* TRY IT *
Please repeat all of the records, keeping every word unchanged.

* DATA TO USE *

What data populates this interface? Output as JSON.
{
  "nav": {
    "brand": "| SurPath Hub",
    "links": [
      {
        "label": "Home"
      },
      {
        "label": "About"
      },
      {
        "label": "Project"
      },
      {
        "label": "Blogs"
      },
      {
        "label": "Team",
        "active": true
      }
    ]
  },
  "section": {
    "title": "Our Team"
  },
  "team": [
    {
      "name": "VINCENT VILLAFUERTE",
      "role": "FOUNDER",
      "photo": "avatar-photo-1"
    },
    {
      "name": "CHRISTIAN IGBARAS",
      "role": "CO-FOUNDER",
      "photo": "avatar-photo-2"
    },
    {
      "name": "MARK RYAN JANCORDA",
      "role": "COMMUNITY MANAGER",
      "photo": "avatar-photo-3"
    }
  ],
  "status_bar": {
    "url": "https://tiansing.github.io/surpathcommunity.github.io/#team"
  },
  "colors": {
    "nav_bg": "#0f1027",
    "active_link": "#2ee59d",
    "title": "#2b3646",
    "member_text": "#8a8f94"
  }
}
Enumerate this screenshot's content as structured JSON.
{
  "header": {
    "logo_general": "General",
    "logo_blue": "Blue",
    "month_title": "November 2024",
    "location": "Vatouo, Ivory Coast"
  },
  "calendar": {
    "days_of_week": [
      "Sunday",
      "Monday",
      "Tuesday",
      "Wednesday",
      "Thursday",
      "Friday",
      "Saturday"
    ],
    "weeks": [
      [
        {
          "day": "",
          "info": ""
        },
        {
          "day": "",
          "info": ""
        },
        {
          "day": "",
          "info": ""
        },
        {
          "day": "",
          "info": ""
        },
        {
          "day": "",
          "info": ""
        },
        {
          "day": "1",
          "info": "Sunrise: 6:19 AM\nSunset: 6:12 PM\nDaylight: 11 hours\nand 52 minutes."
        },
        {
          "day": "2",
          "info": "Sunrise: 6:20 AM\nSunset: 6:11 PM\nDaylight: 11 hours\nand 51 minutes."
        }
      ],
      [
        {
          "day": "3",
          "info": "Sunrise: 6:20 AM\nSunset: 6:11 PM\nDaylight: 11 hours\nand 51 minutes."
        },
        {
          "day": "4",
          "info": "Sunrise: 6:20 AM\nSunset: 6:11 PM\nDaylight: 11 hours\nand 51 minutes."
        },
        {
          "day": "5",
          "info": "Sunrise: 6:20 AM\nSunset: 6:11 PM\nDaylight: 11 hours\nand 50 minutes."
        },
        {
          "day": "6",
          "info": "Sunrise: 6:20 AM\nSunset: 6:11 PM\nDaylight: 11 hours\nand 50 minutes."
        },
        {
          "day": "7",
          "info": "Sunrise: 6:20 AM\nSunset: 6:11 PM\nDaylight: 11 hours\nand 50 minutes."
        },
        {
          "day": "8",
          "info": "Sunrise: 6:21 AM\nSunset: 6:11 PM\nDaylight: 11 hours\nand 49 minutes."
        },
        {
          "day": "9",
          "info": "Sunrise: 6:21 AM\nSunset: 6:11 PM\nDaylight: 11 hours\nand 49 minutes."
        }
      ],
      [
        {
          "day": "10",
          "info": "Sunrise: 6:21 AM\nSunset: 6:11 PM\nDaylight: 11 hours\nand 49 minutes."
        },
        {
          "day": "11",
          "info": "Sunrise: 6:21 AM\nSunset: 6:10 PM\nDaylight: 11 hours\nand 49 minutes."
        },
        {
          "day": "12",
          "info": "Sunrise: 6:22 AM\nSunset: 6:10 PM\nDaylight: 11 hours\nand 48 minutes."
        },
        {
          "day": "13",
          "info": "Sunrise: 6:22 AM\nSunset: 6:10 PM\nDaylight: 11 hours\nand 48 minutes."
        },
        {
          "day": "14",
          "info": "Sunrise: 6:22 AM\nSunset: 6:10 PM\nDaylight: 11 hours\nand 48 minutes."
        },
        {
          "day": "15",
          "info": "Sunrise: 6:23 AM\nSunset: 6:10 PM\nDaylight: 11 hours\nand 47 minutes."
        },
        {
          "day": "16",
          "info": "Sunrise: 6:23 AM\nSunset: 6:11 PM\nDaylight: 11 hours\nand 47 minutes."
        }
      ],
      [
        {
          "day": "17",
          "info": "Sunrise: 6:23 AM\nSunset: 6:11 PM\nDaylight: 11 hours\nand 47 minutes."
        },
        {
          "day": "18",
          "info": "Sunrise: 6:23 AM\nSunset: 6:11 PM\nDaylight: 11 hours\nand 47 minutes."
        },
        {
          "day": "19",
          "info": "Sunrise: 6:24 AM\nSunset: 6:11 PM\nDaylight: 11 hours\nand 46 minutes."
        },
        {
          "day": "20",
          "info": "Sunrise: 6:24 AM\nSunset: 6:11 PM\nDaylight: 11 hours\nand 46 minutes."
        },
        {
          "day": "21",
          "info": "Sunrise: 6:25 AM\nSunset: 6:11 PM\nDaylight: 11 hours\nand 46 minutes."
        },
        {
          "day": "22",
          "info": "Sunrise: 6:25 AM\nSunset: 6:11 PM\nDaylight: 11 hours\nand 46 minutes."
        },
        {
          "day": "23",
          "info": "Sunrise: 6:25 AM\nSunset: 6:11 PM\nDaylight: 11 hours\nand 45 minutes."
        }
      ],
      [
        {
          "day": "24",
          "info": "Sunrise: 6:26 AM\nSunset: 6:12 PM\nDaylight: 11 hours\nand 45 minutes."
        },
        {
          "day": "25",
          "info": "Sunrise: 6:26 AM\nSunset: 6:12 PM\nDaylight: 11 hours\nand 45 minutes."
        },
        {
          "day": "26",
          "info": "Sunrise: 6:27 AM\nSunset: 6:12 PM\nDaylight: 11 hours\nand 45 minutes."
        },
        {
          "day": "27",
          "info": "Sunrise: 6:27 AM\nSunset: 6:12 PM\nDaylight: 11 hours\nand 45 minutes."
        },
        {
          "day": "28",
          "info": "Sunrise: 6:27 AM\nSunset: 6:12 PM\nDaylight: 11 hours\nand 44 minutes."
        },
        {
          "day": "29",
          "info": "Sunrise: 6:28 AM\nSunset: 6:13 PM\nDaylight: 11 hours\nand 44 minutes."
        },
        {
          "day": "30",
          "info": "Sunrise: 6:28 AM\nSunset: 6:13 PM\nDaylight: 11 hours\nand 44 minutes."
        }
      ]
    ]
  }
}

* ANSWER BOX *
What data populates this interface? Output as JSON.
{
  "nav": {
    "brand": "| SurPath Hub",
    "links": [
      {
        "label": "Home"
      },
      {
        "label": "About"
      },
      {
        "label": "Project"
      },
      {
        "label": "Blogs"
      },
      {
        "label": "Team",
        "active": true
      }
    ]
  },
  "section": {
    "title": "Our Team"
  },
  "team": [
    {
      "name": "VINCENT VILLAFUERTE",
      "role": "FOUNDER",
      "photo": "avatar-photo-1"
    },
    {
      "name": "CHRISTIAN IGBARAS",
      "role": "CO-FOUNDER",
      "photo": "avatar-photo-2"
    },
    {
      "name": "MARK RYAN JANCORDA",
      "role": "COMMUNITY MANAGER",
      "photo": "avatar-photo-3"
    }
  ],
  "status_bar": {
    "url": "https://tiansing.github.io/surpathcommunity.github.io/#team"
  },
  "colors": {
    "nav_bg": "#0f1027",
    "active_link": "#2ee59d",
    "title": "#2b3646",
    "member_text": "#8a8f94"
  }
}
Enumerate this screenshot's content as structured JSON.
{
  "header": {
    "logo_general": "General",
    "logo_blue": "Blue",
    "month_title": "November 2024",
    "location": "Vatouo, Ivory Coast"
  },
  "calendar": {
    "days_of_week": [
      "Sunday",
      "Monday",
      "Tuesday",
      "Wednesday",
      "Thursday",
      "Friday",
      "Saturday"
    ],
    "weeks": [
      [
        {
          "day": "",
          "info": ""
        },
        {
          "day": "",
          "info": ""
        },
        {
          "day": "",
          "info": ""
        },
        {
          "day": "",
          "info": ""
        },
        {
          "day": "",
          "info": ""
        },
        {
          "day": "1",
          "info": "Sunrise: 6:19 AM\nSunset: 6:12 PM\nDaylight: 11 hours\nand 52 minutes."
        },
        {
          "day": "2",
          "info": "Sunrise: 6:20 AM\nSunset: 6:11 PM\nDaylight: 11 hours\nand 51 minutes."
        }
      ],
      [
        {
          "day": "3",
          "info": "Sunrise: 6:20 AM\nSunset: 6:11 PM\nDaylight: 11 hours\nand 51 minutes."
        },
        {
          "day": "4",
          "info": "Sunrise: 6:20 AM\nSunset: 6:11 PM\nDaylight: 11 hours\nand 51 minutes."
        },
        {
          "day": "5",
          "info": "Sunrise: 6:20 AM\nSunset: 6:11 PM\nDaylight: 11 hours\nand 50 minutes."
        },
        {
          "day": "6",
          "info": "Sunrise: 6:20 AM\nSunset: 6:11 PM\nDaylight: 11 hours\nand 50 minutes."
        },
        {
          "day": "7",
          "info": "Sunrise: 6:20 AM\nSunset: 6:11 PM\nDaylight: 11 hours\nand 50 minutes."
        },
        {
          "day": "8",
          "info": "Sunrise: 6:21 AM\nSunset: 6:11 PM\nDaylight: 11 hours\nand 49 minutes."
        },
        {
          "day": "9",
          "info": "Sunrise: 6:21 AM\nSunset: 6:11 PM\nDaylight: 11 hours\nand 49 minutes."
        }
      ],
      [
        {
          "day": "10",
          "info": "Sunrise: 6:21 AM\nSunset: 6:11 PM\nDaylight: 11 hours\nand 49 minutes."
        },
        {
          "day": "11",
          "info": "Sunrise: 6:21 AM\nSunset: 6:10 PM\nDaylight: 11 hours\nand 49 minutes."
        },
        {
          "day": "12",
          "info": "Sunrise: 6:22 AM\nSunset: 6:10 PM\nDaylight: 11 hours\nand 48 minutes."
        },
        {
          "day": "13",
          "info": "Sunrise: 6:22 AM\nSunset: 6:10 PM\nDaylight: 11 hours\nand 48 minutes."
        },
        {
          "day": "14",
          "info": "Sunrise: 6:22 AM\nSunset: 6:10 PM\nDaylight: 11 hours\nand 48 minutes."
        },
        {
          "day": "15",
          "info": "Sunrise: 6:23 AM\nSunset: 6:10 PM\nDaylight: 11 hours\nand 47 minutes."
        },
        {
          "day": "16",
          "info": "Sunrise: 6:23 AM\nSunset: 6:11 PM\nDaylight: 11 hours\nand 47 minutes."
        }
      ],
      [
        {
          "day": "17",
          "info": "Sunrise: 6:23 AM\nSunset: 6:11 PM\nDaylight: 11 hours\nand 47 minutes."
        },
        {
          "day": "18",
          "info": "Sunrise: 6:23 AM\nSunset: 6:11 PM\nDaylight: 11 hours\nand 47 minutes."
        },
        {
          "day": "19",
          "info": "Sunrise: 6:24 AM\nSunset: 6:11 PM\nDaylight: 11 hours\nand 46 minutes."
        },
        {
          "day": "20",
          "info": "Sunrise: 6:24 AM\nSunset: 6:11 PM\nDaylight: 11 hours\nand 46 minutes."
        },
        {
          "day": "21",
          "info": "Sunrise: 6:25 AM\nSunset: 6:11 PM\nDaylight: 11 hours\nand 46 minutes."
        },
        {
          "day": "22",
          "info": "Sunrise: 6:25 AM\nSunset: 6:11 PM\nDaylight: 11 hours\nand 46 minutes."
        },
        {
          "day": "23",
          "info": "Sunrise: 6:25 AM\nSunset: 6:11 PM\nDaylight: 11 hours\nand 45 minutes."
        }
      ],
      [
        {
          "day": "24",
          "info": "Sunrise: 6:26 AM\nSunset: 6:12 PM\nDaylight: 11 hours\nand 45 minutes."
        },
        {
          "day": "25",
          "info": "Sunrise: 6:26 AM\nSunset: 6:12 PM\nDaylight: 11 hours\nand 45 minutes."
        },
        {
          "day": "26",
          "info": "Sunrise: 6:27 AM\nSunset: 6:12 PM\nDaylight: 11 hours\nand 45 minutes."
        },
        {
          "day": "27",
          "info": "Sunrise: 6:27 AM\nSunset: 6:12 PM\nDaylight: 11 hours\nand 45 minutes."
        },
        {
          "day": "28",
          "info": "Sunrise: 6:27 AM\nSunset: 6:12 PM\nDaylight: 11 hours\nand 44 minutes."
        },
        {
          "day": "29",
          "info": "Sunrise: 6:28 AM\nSunset: 6:13 PM\nDaylight: 11 hours\nand 44 minutes."
        },
        {
          "day": "30",
          "info": "Sunrise: 6:28 AM\nSunset: 6:13 PM\nDaylight: 11 hours\nand 44 minutes."
        }
      ]
    ]
  }
}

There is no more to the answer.